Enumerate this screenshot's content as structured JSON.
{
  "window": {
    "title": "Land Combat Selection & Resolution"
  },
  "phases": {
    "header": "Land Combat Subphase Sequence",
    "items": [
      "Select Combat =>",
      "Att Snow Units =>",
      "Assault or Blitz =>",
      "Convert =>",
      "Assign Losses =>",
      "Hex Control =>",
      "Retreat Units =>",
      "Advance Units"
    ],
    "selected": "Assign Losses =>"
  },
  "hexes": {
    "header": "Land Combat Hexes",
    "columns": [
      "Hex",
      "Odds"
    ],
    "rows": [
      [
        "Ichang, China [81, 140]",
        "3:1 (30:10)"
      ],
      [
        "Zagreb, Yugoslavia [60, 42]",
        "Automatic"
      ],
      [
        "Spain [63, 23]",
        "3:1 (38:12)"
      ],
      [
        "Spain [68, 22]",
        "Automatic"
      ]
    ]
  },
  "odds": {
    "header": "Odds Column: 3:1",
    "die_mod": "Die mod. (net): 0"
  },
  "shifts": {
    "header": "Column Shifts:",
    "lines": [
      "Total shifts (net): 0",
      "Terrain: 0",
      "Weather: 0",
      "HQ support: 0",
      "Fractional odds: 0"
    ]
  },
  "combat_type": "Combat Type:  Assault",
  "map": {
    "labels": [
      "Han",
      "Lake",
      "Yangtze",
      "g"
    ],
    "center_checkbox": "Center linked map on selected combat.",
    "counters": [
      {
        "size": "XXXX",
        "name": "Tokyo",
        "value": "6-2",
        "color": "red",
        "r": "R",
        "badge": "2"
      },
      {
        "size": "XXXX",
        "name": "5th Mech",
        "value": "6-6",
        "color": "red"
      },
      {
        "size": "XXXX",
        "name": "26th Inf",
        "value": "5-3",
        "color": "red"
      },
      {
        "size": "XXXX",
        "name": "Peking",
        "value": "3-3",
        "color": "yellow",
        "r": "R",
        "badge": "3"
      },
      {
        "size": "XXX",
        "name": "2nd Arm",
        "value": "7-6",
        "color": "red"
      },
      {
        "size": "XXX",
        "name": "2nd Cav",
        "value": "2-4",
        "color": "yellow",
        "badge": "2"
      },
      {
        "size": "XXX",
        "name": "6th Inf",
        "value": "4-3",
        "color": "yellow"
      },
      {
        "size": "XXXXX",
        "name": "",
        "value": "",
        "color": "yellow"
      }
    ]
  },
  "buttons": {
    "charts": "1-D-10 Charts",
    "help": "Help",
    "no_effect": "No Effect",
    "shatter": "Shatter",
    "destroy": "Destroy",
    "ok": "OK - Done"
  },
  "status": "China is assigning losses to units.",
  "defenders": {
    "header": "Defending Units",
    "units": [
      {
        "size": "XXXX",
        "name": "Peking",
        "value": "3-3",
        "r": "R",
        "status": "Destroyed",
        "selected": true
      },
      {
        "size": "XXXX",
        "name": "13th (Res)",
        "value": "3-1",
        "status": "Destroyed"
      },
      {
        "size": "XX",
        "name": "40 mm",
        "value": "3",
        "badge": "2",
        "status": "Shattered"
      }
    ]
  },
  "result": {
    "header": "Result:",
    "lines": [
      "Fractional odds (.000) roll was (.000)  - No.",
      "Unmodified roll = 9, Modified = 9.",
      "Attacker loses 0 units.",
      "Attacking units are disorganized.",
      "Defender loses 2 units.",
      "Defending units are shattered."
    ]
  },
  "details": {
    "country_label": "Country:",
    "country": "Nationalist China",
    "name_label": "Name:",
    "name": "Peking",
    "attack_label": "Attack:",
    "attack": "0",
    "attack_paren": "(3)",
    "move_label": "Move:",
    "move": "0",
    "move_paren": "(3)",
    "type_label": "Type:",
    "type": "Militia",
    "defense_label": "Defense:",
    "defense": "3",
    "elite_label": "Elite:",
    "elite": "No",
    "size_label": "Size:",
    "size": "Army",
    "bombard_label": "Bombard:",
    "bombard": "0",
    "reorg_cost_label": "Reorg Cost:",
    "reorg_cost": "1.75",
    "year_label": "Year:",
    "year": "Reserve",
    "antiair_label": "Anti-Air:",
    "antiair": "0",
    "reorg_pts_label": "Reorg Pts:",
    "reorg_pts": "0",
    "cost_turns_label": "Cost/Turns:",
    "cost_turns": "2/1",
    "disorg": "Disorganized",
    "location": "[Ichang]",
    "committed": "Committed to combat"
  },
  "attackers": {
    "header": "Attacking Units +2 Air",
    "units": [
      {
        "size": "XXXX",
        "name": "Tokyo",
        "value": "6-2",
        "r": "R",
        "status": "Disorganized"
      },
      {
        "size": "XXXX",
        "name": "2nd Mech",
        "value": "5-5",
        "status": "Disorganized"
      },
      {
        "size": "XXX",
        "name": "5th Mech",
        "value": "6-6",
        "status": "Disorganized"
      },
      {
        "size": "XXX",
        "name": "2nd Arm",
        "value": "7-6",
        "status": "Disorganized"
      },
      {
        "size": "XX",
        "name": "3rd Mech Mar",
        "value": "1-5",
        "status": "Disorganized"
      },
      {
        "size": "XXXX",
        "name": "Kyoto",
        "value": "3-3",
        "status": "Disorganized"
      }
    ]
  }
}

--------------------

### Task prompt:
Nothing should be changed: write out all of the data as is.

### Written answer:
Enumerate this screenshot's content as structured JSON.
{
  "window": {
    "title": "Land Combat Selection & Resolution"
  },
  "phases": {
    "header": "Land Combat Subphase Sequence",
    "items": [
      "Select Combat =>",
      "Att Snow Units =>",
      "Assault or Blitz =>",
      "Convert =>",
      "Assign Losses =>",
      "Hex Control =>",
      "Retreat Units =>",
      "Advance Units"
    ],
    "selected": "Assign Losses =>"
  },
  "hexes": {
    "header": "Land Combat Hexes",
    "columns": [
      "Hex",
      "Odds"
    ],
    "rows": [
      [
        "Ichang, China [81, 140]",
        "3:1 (30:10)"
      ],
      [
        "Zagreb, Yugoslavia [60, 42]",
        "Automatic"
      ],
      [
        "Spain [63, 23]",
        "3:1 (38:12)"
      ],
      [
        "Spain [68, 22]",
        "Automatic"
      ]
    ]
  },
  "odds": {
    "header": "Odds Column: 3:1",
    "die_mod": "Die mod. (net): 0"
  },
  "shifts": {
    "header": "Column Shifts:",
    "lines": [
      "Total shifts (net): 0",
      "Terrain: 0",
      "Weather: 0",
      "HQ support: 0",
      "Fractional odds: 0"
    ]
  },
  "combat_type": "Combat Type:  Assault",
  "map": {
    "labels": [
      "Han",
      "Lake",
      "Yangtze",
      "g"
    ],
    "center_checkbox": "Center linked map on selected combat.",
    "counters": [
      {
        "size": "XXXX",
        "name": "Tokyo",
        "value": "6-2",
        "color": "red",
        "r": "R",
        "badge": "2"
      },
      {
        "size": "XXXX",
        "name": "5th Mech",
        "value": "6-6",
        "color": "red"
      },
      {
        "size": "XXXX",
        "name": "26th Inf",
        "value": "5-3",
        "color": "red"
      },
      {
        "size": "XXXX",
        "name": "Peking",
        "value": "3-3",
        "color": "yellow",
        "r": "R",
        "badge": "3"
      },
      {
        "size": "XXX",
        "name": "2nd Arm",
        "value": "7-6",
        "color": "red"
      },
      {
        "size": "XXX",
        "name": "2nd Cav",
        "value": "2-4",
        "color": "yellow",
        "badge": "2"
      },
      {
        "size": "XXX",
        "name": "6th Inf",
        "value": "4-3",
        "color": "yellow"
      },
      {
        "size": "XXXXX",
        "name": "",
        "value": "",
        "color": "yellow"
      }
    ]
  },
  "buttons": {
    "charts": "1-D-10 Charts",
    "help": "Help",
    "no_effect": "No Effect",
    "shatter": "Shatter",
    "destroy": "Destroy",
    "ok": "OK - Done"
  },
  "status": "China is assigning losses to units.",
  "defenders": {
    "header": "Defending Units",
    "units": [
      {
        "size": "XXXX",
        "name": "Peking",
        "value": "3-3",
        "r": "R",
        "status": "Destroyed",
        "selected": true
      },
      {
        "size": "XXXX",
        "name": "13th (Res)",
        "value": "3-1",
        "status": "Destroyed"
      },
      {
        "size": "XX",
        "name": "40 mm",
        "value": "3",
        "badge": "2",
        "status": "Shattered"
      }
    ]
  },
  "result": {
    "header": "Result:",
    "lines": [
      "Fractional odds (.000) roll was (.000)  - No.",
      "Unmodified roll = 9, Modified = 9.",
      "Attacker loses 0 units.",
      "Attacking units are disorganized.",
      "Defender loses 2 units.",
      "Defending units are shattered."
    ]
  },
  "details": {
    "country_label": "Country:",
    "country": "Nationalist China",
    "name_label": "Name:",
    "name": "Peking",
    "attack_label": "Attack:",
    "attack": "0",
    "attack_paren": "(3)",
    "move_label": "Move:",
    "move": "0",
    "move_paren": "(3)",
    "type_label": "Type:",
    "type": "Militia",
    "defense_label": "Defense:",
    "defense": "3",
    "elite_label": "Elite:",
    "elite": "No",
    "size_label": "Size:",
    "size": "Army",
    "bombard_label": "Bombard:",
    "bombard": "0",
    "reorg_cost_label": "Reorg Cost:",
    "reorg_cost": "1.75",
    "year_label": "Year:",
    "year": "Reserve",
    "antiair_label": "Anti-Air:",
    "antiair": "0",
    "reorg_pts_label": "Reorg Pts:",
    "reorg_pts": "0",
    "cost_turns_label": "Cost/Turns:",
    "cost_turns": "2/1",
    "disorg": "Disorganized",
    "location": "[Ichang]",
    "committed": "Committed to combat"
  },
  "attackers": {
    "header": "Attacking Units +2 Air",
    "units": [
      {
        "size": "XXXX",
        "name": "Tokyo",
        "value": "6-2",
        "r": "R",
        "status": "Disorganized"
      },
      {
        "size": "XXXX",
        "name": "2nd Mech",
        "value": "5-5",
        "status": "Disorganized"
      },
      {
        "size": "XXX",
        "name": "5th Mech",
        "value": "6-6",
        "status": "Disorganized"
      },
      {
        "size": "XXX",
        "name": "2nd Arm",
        "value": "7-6",
        "status": "Disorganized"
      },
      {
        "size": "XX",
        "name": "3rd Mech Mar",
        "value": "1-5",
        "status": "Disorganized"
      },
      {
        "size": "XXXX",
        "name": "Kyoto",
        "value": "3-3",
        "status": "Disorganized"
      }
    ]
  }
}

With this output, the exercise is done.